Since some individuals suffering from chemical dependency prefer outpatient treatment for one’s initial rehabilitation, intensive outpatient programs offer an inpatient-like level of treatment intensity in the form of a more flexible, outpatient program. As such, intensive outpatient treatment is often preferred by those with less severe addictions as well as by individuals who are embarking on the journey of recovery for the first time. However, intensive outpatient programs may not yield optimal results for all individuals, especially for those suffering from more severe addictions such as to painkillers or heroin. Intensive outpatient programs don’t typically offer or require a detox program prior to individuals beginning treatment; however, due to the opportunity that intensive outpatient programs offer for a means of transitioning, many individuals have found IOP programs to be ideal for individuals who have completed an inpatient program and want to transition back to the community by continuing intensive treatments while returning to live at home.
There are numerous benefits that intensive outpatient treatment programs offer those who suffer from chemical dependency. For instance, being a much more flexible alternative to residential and inpatient programs, intensive outpatient treatments might offer some individuals the opportunity to recovery from addiction when they’d be otherwise unable to commit to relocating to a facility for the duration of an inpatient program. As such, intensive outpatients afford privacy to individuals who won’t have to explain a prolonged absence from family members, friends, and colleagues. Moreover, intensive outpatient programs offer many of the same treatments as residential and inpatient programs, having a strong focus on counseling, psychoeducation, group sessions, skills building, and relapse prevention.
What to expect from an intensive outpatient program
Upon entering an intensive outpatient program for alcohol and drug addiction recovery, individuals will meet with a recovery counselor to assess their individual needs as well as to determine an optimal treatment regimen that will both address his or her needs while fitting into an existing schedule and routine. Seen as an enhancement of the outpatient format with partial-inpatient intensity, group sessions and counseling form the core of intensive outpatient programs (IOPs), putting emphasis on recovery and healing through socialization, communication, and by readjusting to structure and discipline. In a safe and drug-free environment, individuals in intensive outpatient programs not only receive treatment from the professions who lead the groups, but patients also encourage and support each other much like twelve-step support groups.
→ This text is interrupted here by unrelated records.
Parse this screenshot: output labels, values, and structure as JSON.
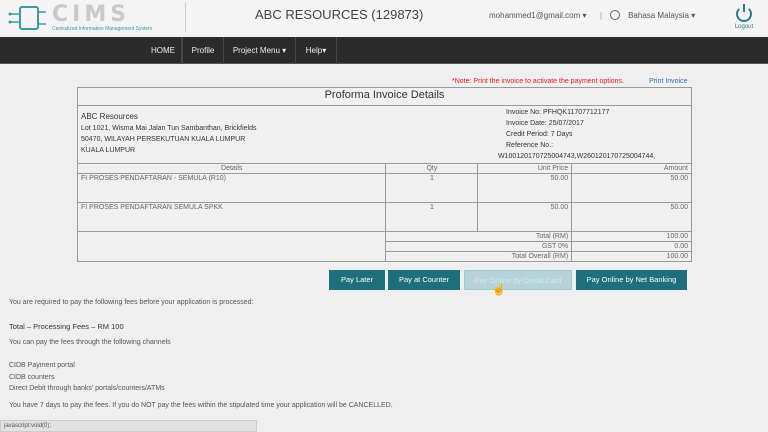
{
  "header": {
    "logo_text": "CIMS",
    "logo_subtitle": "Centralized Information Management System",
    "company": "ABC RESOURCES (129873)",
    "user_email": "mohammed1@gmail.com ▾",
    "language": "Bahasa Malaysia ▾",
    "logout": "Logout"
  },
  "nav": [
    "HOME",
    "Profile",
    "Project Menu ▾",
    "Help▾"
  ],
  "note": "*Note: Print the invoice to activate the payment options.",
  "print_invoice": "Print Invoice",
  "invoice": {
    "title": "Proforma Invoice Details",
    "company_name": "ABC Resources",
    "address": [
      "Lot 1021, Wisma Mai Jalan Tun Sambanthan, Brickfields",
      "50470, WILAYAH PERSEKUTUAN KUALA LUMPUR",
      "KUALA LUMPUR"
    ],
    "meta": [
      "Invoice No: PFHQK11707712177",
      "Invoice Date: 25/07/2017",
      "Credit Period: 7 Days",
      "Reference No.:",
      "W100120170725004743,W260120170725004744,"
    ],
    "columns": [
      "Details",
      "Qty",
      "Unit Price",
      "Amount"
    ],
    "rows": [
      [
        "FI PROSES PENDAFTARAN - SEMULA (R10)",
        "1",
        "50.00",
        "50.00"
      ],
      [
        "FI PROSES PENDAFTARAN SEMULA SPKK",
        "1",
        "50.00",
        "50.00"
      ]
    ],
    "totals": [
      [
        "Total (RM)",
        "100.00"
      ],
      [
        "GST 0%",
        "0.00"
      ],
      [
        "Total Overall (RM)",
        "100.00"
      ]
    ]
  },
  "buttons": [
    "Pay Later",
    "Pay at Counter",
    "Pay Online by Credit Card",
    "Pay Online by Net Banking"
  ],
  "body_text": [
    "You are required to pay the following fees before your application is processed:",
    "Total – Processing Fees – RM 100",
    "You can pay the fees through the following channels",
    "CIDB Payment portal",
    "CIDB counters",
    "Direct Debit through banks' portals/counters/ATMs",
    "You have 7 days to pay the fees. If you do NOT pay the fees within the stipulated time your application will be CANCELLED."
  ],
  "status_bar": "javascript:void(0);",
  "colors": {
    "accent": "#1e6f7c",
    "nav": "#2b2b2b",
    "note": "#e02020"
  }
}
The counseling and therapy that individuals receive in intensive outpatient treatment is meant to help addicts learn healthier and more productive ways of thinking, which will prevent or minimize the chances of relapsing back to harmful and self-destructive behaviors. Moreover, an emphasis is placed on addiction psychoeducation, helping individuals to learn more about alcohol and drug abuse as well as the consequences of continued addiction. Generally, the atmosphere of intensive outpatient treatments tends to be laid-back and conversational, encouraging participation of each member of group sessions. Intensive outpatient treatments often teach recovering addicts a variety of skills that are crucial to sustaining sobriety, including stress management, handling emotions and emotional situations, process groups, assertiveness training, and even learning a variety of life skills.
Intensive outpatient programs have several individual components that fit together like pieces of a puzzle. Each component of IOP programs work together to arm individuals with the knowledge, skills, and strategies for achieving long-term sobriety. However, there are other types of programs available, ensuring that individuals can find the right addiction recovery programs for their specific needs.